Re: Where are Behavior Patterns?

Stephanie Wilson (swilson@BIGCAT.MISSOURI.EDU)
Mon, 31 Jan 1994 16:40:14 -0600

On Fri, 28 Jan 1994, SS51000 wrote:

> It never would have occurred to me to take M. Hill's "shared patterns of
> behavior" to refer to *mental* phenomena, as D. Read has done. I think
> of "behavior," whether patterned or not, as directly observable
> movements of organisms in space and time. *Patterned* behavior is such
> movement when it is spatiotemporally recurrent. Such patterns within a
> social group are what I mean by "interaction"; analytically, they are
> entirely separable from that group's symbolic interpretations of reality
> (if it has any). --Bob Graber
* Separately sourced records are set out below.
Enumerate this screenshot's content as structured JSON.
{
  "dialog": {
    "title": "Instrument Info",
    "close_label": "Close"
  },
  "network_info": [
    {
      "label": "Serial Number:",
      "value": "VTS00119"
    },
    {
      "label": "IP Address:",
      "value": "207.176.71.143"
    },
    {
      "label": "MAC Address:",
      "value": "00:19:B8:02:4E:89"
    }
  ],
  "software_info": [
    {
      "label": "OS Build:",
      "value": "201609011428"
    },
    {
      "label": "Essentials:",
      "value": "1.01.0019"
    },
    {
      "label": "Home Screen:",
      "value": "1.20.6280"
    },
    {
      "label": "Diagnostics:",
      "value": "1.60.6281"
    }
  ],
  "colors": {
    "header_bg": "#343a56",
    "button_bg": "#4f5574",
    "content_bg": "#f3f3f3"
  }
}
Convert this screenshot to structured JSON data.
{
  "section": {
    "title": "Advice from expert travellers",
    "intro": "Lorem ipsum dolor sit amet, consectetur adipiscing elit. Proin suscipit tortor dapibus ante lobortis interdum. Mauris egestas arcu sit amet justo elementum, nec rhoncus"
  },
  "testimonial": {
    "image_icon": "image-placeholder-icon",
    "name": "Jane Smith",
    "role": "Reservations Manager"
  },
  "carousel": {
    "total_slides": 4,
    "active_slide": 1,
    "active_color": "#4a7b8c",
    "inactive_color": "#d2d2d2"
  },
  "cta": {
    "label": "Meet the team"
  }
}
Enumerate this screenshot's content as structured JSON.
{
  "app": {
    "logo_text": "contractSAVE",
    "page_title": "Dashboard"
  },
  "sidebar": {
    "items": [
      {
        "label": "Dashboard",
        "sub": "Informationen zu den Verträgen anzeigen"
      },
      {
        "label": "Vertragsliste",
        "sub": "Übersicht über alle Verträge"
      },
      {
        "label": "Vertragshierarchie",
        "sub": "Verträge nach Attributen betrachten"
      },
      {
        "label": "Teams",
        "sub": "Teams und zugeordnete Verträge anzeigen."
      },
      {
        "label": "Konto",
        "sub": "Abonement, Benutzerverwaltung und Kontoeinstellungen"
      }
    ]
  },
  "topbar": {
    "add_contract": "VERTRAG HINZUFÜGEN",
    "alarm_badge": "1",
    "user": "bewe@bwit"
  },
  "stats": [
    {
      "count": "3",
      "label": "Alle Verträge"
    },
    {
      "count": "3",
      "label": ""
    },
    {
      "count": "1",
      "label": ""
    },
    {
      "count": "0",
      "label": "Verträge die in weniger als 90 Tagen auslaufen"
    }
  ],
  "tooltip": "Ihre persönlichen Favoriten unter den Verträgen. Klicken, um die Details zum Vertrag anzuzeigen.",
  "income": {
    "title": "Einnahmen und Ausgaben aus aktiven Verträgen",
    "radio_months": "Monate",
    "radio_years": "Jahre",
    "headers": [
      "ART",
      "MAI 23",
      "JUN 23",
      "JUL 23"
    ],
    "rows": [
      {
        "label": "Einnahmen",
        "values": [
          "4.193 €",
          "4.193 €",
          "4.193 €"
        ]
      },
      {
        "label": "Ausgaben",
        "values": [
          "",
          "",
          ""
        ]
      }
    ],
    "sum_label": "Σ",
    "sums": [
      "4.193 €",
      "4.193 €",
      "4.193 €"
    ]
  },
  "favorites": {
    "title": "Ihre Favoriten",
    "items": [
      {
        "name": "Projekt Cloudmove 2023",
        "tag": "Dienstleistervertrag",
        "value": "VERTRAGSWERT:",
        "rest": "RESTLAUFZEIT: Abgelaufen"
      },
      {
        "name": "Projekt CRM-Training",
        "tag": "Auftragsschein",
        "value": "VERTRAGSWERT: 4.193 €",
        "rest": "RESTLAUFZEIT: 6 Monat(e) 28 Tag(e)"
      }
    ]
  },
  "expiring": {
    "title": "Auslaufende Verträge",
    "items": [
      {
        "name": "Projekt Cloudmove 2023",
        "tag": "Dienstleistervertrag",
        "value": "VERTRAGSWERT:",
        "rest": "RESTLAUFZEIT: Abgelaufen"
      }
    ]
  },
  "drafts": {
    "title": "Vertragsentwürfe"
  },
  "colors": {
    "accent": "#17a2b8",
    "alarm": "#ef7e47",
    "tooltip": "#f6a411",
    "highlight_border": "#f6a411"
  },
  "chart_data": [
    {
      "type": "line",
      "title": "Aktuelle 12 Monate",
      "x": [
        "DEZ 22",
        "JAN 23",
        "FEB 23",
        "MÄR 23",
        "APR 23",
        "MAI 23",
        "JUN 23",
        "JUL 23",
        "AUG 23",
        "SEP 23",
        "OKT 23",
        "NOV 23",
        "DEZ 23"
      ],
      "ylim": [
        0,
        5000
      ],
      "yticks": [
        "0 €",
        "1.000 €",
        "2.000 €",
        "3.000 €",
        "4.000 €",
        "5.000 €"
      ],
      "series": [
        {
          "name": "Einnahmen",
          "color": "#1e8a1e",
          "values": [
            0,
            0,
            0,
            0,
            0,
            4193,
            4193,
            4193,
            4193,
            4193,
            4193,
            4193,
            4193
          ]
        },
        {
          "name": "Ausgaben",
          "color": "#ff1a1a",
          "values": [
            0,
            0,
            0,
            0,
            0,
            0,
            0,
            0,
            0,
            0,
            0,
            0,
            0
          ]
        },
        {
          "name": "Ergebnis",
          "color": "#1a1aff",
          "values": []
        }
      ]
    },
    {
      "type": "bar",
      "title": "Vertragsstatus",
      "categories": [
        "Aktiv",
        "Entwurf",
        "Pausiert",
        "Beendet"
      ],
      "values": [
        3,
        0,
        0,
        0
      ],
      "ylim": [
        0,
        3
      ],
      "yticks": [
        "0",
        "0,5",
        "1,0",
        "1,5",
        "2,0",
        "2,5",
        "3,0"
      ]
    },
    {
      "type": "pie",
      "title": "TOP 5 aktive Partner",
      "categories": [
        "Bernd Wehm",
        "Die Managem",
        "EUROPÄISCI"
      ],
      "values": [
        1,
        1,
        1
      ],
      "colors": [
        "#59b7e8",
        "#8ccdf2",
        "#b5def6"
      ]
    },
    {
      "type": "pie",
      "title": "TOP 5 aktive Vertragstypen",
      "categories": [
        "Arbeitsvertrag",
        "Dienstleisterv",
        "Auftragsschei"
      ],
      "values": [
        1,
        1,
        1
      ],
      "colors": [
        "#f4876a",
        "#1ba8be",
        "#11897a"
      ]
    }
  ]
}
Bob, your definition of behavior seems to refer to basic animal behavior.
Zoologists can only study this observable behavior because they cannot
know what the animal is thinking. But humans can tell other humans what
they are thinking. Maybe this "mental" cultural behavior would be better
understood by looking at "conformity". Cultures generally have an "idea"
of itself that it passes on to the next generation. How do cultures deal
with individuals that do not conform to the cultural norms (deviant
behavior; criminal activities; outlaws; outcasts)? Would "shared
patterns" equal cultural norms?

Stephanie Wilson